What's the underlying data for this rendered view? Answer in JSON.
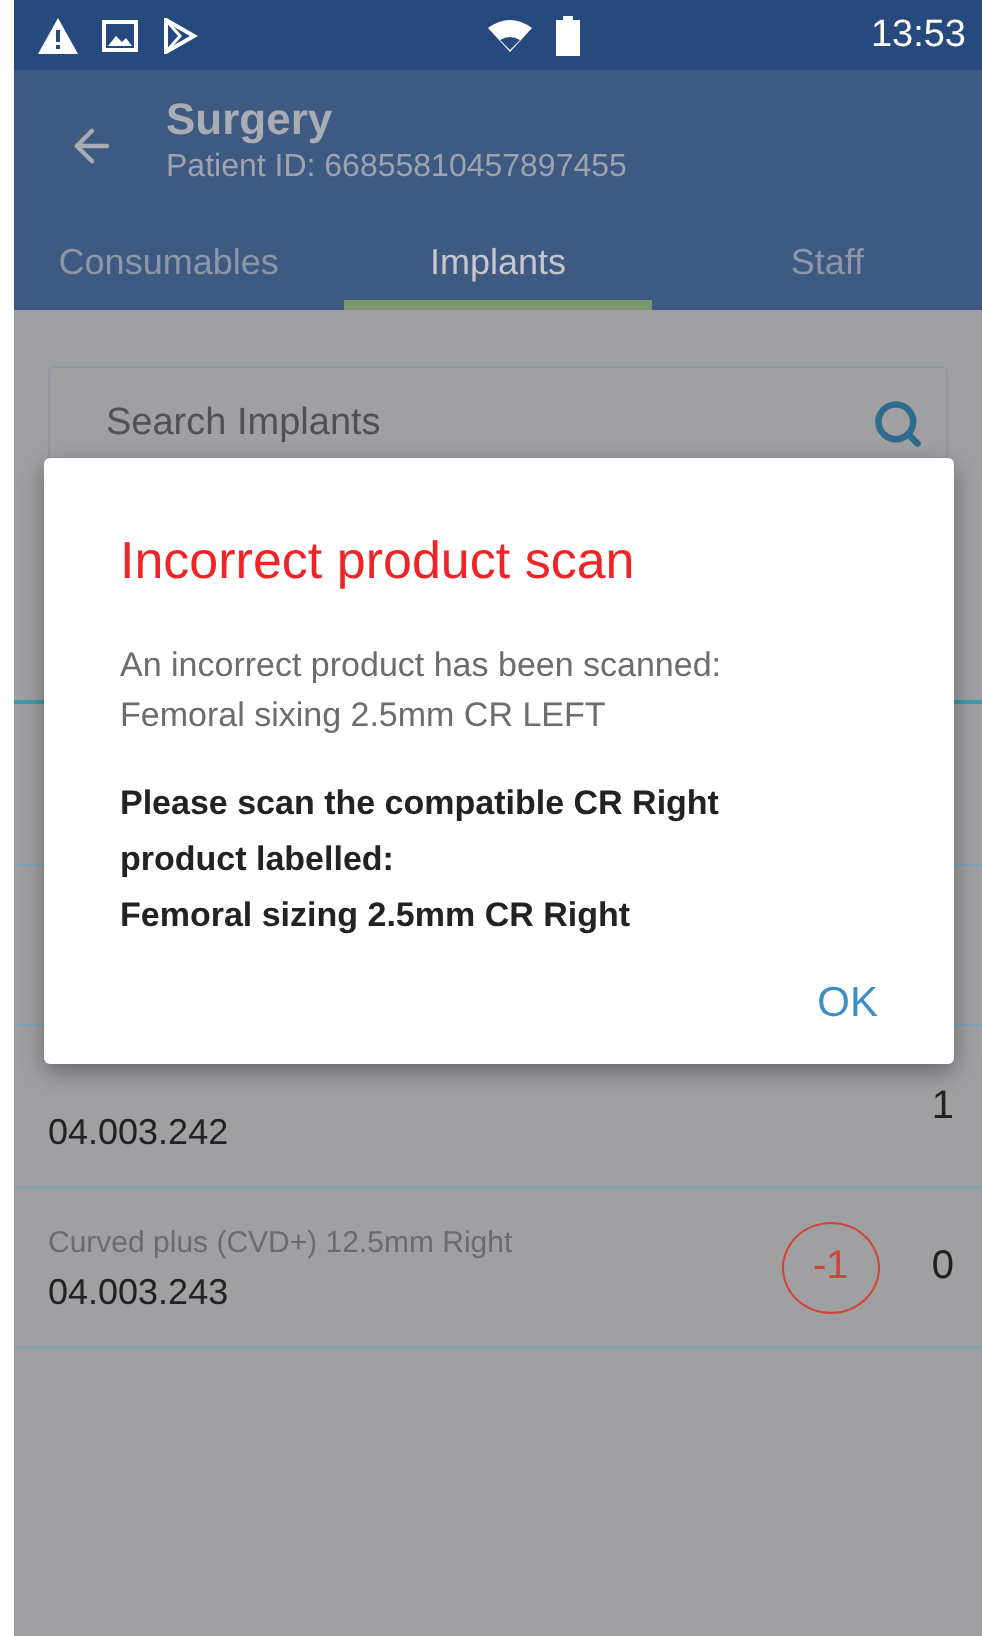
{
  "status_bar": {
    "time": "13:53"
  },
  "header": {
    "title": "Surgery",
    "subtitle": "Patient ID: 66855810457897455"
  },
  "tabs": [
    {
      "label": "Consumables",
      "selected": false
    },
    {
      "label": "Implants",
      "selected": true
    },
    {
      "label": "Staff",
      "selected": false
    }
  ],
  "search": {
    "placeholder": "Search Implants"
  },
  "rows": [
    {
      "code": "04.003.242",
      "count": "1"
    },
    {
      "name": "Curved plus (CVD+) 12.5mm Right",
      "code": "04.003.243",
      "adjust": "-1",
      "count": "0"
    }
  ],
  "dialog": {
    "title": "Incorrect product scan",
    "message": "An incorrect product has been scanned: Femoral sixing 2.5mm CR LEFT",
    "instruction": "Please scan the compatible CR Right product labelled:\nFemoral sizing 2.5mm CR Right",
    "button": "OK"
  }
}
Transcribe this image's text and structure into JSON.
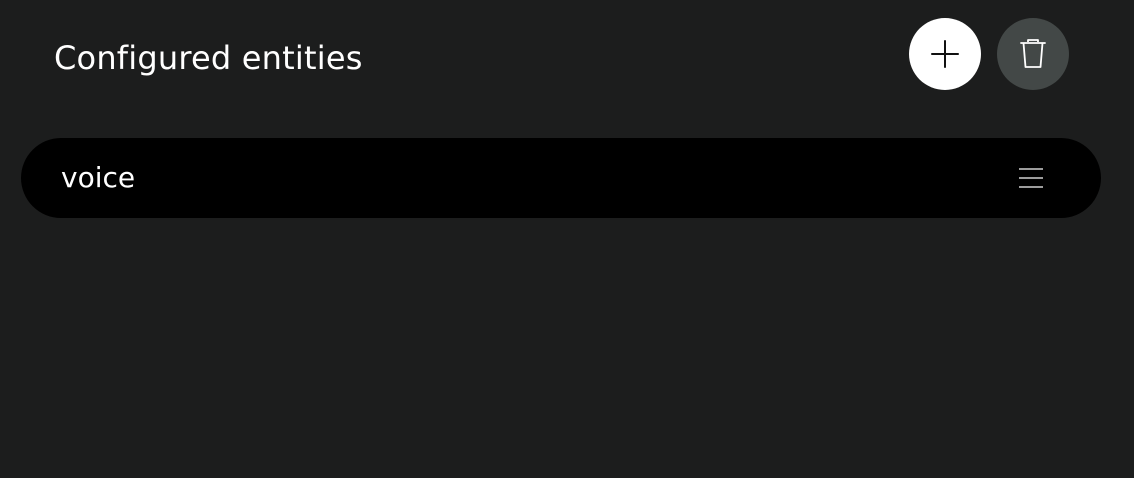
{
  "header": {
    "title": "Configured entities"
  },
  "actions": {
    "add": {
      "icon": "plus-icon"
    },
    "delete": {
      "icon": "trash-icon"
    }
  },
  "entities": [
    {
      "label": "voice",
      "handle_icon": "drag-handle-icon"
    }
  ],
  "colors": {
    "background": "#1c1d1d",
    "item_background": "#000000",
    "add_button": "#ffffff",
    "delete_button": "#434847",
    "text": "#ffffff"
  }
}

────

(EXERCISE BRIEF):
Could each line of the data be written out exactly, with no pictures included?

(ANSWER):
What's the underlying data for this rendered view? Answer in JSON.
{
  "status_bar": {
    "time": "13:53"
  },
  "header": {
    "title": "Surgery",
    "subtitle": "Patient ID: 66855810457897455"
  },
  "tabs": [
    {
      "label": "Consumables",
      "selected": false
    },
    {
      "label": "Implants",
      "selected": true
    },
    {
      "label": "Staff",
      "selected": false
    }
  ],
  "search": {
    "placeholder": "Search Implants"
  },
  "rows": [
    {
      "code": "04.003.242",
      "count": "1"
    },
    {
      "name": "Curved plus (CVD+) 12.5mm Right",
      "code": "04.003.243",
      "adjust": "-1",
      "count": "0"
    }
  ],
  "dialog": {
    "title": "Incorrect product scan",
    "message": "An incorrect product has been scanned: Femoral sixing 2.5mm CR LEFT",
    "instruction": "Please scan the compatible CR Right product labelled:\nFemoral sizing 2.5mm CR Right",
    "button": "OK"
  }
}
Transcribe this image's text and structure into JSON.
{
  "header": {
    "title": "Configured entities"
  },
  "actions": {
    "add": {
      "icon": "plus-icon"
    },
    "delete": {
      "icon": "trash-icon"
    }
  },
  "entities": [
    {
      "label": "voice",
      "handle_icon": "drag-handle-icon"
    }
  ],
  "colors": {
    "background": "#1c1d1d",
    "item_background": "#000000",
    "add_button": "#ffffff",
    "delete_button": "#434847",
    "text": "#ffffff"
  }
}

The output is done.